Where a line below includes the word "brainstorming", copy that line.

(Data excerpts)
=== Begin Enclosure ===

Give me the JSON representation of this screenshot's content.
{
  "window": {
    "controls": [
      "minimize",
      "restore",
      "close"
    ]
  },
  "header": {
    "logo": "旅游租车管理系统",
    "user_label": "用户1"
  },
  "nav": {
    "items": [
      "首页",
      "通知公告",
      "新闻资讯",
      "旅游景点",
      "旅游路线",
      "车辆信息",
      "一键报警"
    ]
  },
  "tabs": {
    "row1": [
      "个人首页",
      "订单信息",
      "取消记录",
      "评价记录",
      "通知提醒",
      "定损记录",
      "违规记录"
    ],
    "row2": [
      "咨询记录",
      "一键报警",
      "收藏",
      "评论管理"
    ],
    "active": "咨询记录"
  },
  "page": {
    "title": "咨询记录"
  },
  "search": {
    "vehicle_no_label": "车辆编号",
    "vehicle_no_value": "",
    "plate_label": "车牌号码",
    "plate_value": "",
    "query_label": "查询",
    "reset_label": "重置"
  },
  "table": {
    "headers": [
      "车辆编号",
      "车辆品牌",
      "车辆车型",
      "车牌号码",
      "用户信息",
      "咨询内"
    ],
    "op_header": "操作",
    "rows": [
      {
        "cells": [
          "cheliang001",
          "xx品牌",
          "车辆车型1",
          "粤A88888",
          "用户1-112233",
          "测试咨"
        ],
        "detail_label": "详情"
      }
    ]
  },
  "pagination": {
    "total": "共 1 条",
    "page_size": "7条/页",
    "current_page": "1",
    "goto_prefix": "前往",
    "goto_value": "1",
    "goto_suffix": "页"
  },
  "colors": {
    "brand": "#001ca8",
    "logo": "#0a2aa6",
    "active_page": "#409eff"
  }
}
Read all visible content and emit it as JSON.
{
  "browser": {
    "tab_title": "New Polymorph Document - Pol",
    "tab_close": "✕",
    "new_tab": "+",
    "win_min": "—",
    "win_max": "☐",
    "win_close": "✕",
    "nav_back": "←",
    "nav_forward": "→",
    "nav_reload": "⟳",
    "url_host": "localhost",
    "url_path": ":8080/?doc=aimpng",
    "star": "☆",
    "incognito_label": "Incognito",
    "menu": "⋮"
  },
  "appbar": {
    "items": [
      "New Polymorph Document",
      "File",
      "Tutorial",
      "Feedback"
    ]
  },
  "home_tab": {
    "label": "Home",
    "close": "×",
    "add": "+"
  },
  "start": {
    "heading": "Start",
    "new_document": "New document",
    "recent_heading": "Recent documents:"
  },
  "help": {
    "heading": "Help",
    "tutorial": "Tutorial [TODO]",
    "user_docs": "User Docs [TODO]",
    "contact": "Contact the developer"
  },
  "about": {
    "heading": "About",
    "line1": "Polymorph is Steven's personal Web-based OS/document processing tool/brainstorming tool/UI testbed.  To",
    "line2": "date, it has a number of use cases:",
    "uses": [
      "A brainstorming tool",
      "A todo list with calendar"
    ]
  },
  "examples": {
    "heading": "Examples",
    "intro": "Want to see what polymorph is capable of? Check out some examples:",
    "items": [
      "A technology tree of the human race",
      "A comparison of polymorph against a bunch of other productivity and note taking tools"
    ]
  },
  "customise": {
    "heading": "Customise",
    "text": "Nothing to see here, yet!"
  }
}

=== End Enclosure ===

→ **SOLUTION**
    "line1": "Polymorph is Steven's personal Web-based OS/document processing tool/brainstorming tool/UI testbed.  To",
      "A brainstorming tool",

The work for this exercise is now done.